DiCarlo Lab steals a glance at Schrödinger’s cats


(by TUDelft/Roy Meijer) Quantum particles have the unique property of being able to exist in multiple states at the same time, but according to the principles of quantum mechanics they lose that property as soon as they are measured. Scientists at Delft University of Technology (TU Delft, The Netherlands) have found a way to circumvent this phenomenon and also to manipulate quantum states by measurement. This result is very important for the development of quantum computers, which could solve complex problems much faster than supercomputers. The Delft researchers' findings will be published this week in Nature. The research was funded mainly by the Netherlands Organisation for Scientific Research (NWO) and the Foundation for Fundamental Research on Matter (FOM).

Schrödinger’s Cat

The fact that quantum particles lose their quantum-mechanical properties as soon as they are measured is known to us mainly through ‘Schrödinger’s Cat’. The famous founder of quantum mechanics performed the following thought experiment: put a cat in a box with a flask of poison and a switch based on a quantum particle. This imaginary switch thus has the property of being ‘on’ and ‘off' simultaneously; therefore the cat in the box is both dead and alive at the same time. This state persists until the box is opened, when nature is forced to make a decision as the cat will be either dead or alive; the outcome is random.

Looking into the box

This week an article titled 'Deterministic entanglement of superconducting qubits by parity measurement and feedback' by scientists of the Kavli Institute of Nanoscience at TU Delft, led by Leonardo DiCarlo, will appear in Nature. The article presents a new way to look inside Schrödinger’s box and still maintain a quantum superposition. They are also able to measure - and, if required, correct - a quantum state so that the final superposition is no longer random.

Erwin and Niels

In their research, the Delft team used two quantum bits (qubits), the building blocks of the quantum computer. In Schrödinger's analogy, each qubit represents a cat, which means that they put not one but two cats in the sealed box: ‘We'll call them Erwin and Niels for convenience’, explains DiCarlo. ‘According to quantum theory, four possible states exist at the same time: Erwin and Niels are dead, Erwin and Niels are alive, Erwin is dead but Niels is alive, and vice versa. Normally, as soon as you look inside the box, the probability of each outcome is 25%. Now, however, we can look inside the box and determine whether the cats share the same fate: both dead or alive, or one dead and the other alive. In all cases, Erwin and Niels are still simultaneously dead and alive after the observation, and quantum superposition is therefore maintained. However, now the possible number of outcomes is no longer four, but two.'
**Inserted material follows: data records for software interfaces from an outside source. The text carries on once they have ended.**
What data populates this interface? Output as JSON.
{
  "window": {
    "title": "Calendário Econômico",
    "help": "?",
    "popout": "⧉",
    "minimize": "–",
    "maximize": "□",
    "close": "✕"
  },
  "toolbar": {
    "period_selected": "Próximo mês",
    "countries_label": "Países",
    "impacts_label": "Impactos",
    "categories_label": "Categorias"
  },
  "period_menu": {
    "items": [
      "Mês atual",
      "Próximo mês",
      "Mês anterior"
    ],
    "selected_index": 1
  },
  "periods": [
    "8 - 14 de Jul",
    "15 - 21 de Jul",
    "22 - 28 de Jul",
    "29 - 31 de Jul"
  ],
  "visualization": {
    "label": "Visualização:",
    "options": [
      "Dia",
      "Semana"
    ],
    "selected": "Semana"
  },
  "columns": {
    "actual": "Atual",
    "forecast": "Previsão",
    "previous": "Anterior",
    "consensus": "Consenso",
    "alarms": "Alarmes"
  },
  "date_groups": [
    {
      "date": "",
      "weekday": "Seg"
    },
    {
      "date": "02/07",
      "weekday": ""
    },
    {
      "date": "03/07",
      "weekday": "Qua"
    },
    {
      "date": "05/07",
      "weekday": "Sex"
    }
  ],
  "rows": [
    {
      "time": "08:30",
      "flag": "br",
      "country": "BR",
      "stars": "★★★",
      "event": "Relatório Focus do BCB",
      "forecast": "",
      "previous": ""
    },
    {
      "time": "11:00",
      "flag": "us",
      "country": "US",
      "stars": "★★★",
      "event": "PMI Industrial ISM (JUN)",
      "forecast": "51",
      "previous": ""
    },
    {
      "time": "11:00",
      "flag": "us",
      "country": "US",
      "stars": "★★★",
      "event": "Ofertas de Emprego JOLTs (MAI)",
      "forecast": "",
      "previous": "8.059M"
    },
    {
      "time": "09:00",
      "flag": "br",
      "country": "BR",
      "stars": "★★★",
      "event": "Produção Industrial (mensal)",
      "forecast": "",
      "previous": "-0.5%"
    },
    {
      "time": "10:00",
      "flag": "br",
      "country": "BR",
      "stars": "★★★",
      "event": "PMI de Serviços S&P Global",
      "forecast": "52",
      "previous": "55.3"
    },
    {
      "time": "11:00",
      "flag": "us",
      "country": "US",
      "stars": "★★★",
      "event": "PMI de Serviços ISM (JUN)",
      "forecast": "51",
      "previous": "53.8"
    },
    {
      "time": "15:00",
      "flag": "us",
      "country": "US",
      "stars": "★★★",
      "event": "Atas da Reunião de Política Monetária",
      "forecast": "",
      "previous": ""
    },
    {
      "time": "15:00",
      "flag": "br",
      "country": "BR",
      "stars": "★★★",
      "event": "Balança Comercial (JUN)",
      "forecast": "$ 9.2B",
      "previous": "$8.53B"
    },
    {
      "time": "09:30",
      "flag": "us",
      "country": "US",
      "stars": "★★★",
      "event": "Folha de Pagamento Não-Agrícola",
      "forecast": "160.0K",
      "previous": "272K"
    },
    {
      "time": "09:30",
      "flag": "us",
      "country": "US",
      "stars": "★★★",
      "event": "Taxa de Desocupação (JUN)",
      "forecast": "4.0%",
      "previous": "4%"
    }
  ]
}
Feedback control

The outcome of the measurement is still random, entirely in accordance with laws of quantum mechanics, but the scientists have gone a step further. DiCarlo: 'To stay with the example of the cats, if the measurement shows that one of the cats is dead and the other one is alive, we can alter the state of one cat so that they are both dead or both alive. The quantum state is still maintained: they are still dead and alive at the same time, but we can influence the outcome so that their fate is the same.’
For this purpose the researchers developed a method that uses feedback control. Two years ago, this was almost unthinkable for qubits. Until recently, these circuits retained their quantum behaviour for barely a millionth of a second. ‘Advances in superconducting qubits have increased this time by a factor of 10-100, so that we were finally able to close the feedback loop quickly enough,’ explains the first author of the Nature article, Diego Ristè.

Quantum computer

This method is important for the development of the quantum computer, pursued by a large team of TU Delft researchers. Theoretical physicist Yaroslav Blanter: 'The main problem with quantum bits is that they lose their quantum state after a time. There is a method that can maintain this state, using quantum error correction. Our experiment demonstrates the two steps that are crucial in carrying out quantum error correction and preserving quantum states longer. The next step for the team will be to develop within five years a self-correcting quantum memory using 20 qubits.

Other authors of the Nature article are M. Dukalski, C. A. Watson, G. de Lange, M. J. Tiggelman, R. N. Schouten, all from TU Delft, and K. W. Lehnert of the University of Colorado and NIST.
We acknowledge funding from the Dutch Organization for Fundamental Research on Matter (FOM), the Netherlands Organization for Scientific Research (NWO, VIDI scheme), the EU FP7 integrated projects SOLID and SCALEQIT, and partial support from the DARPA QuEST program.

More information   

'Deterministic entanglement of superconducting qubits by parity measurement and feedback' Nature, 17 October 2013
Authors: D. Ristè,1 M. Dukalski,1 C. A. Watson,1 G. de Lange,1 M. J. Tiggelman,1 Ya. M. Blanter,1 K. W. Lehnert,2 R. N. Schouten,1 and L. DiCarlo1

1 Kavli Institute of Nanoscience, Delft University of Technology, The Netherlands
2 JILA, National Institute of Standards and Technology and Department of Physics, University of Colorado, Boulder, Colorado, USA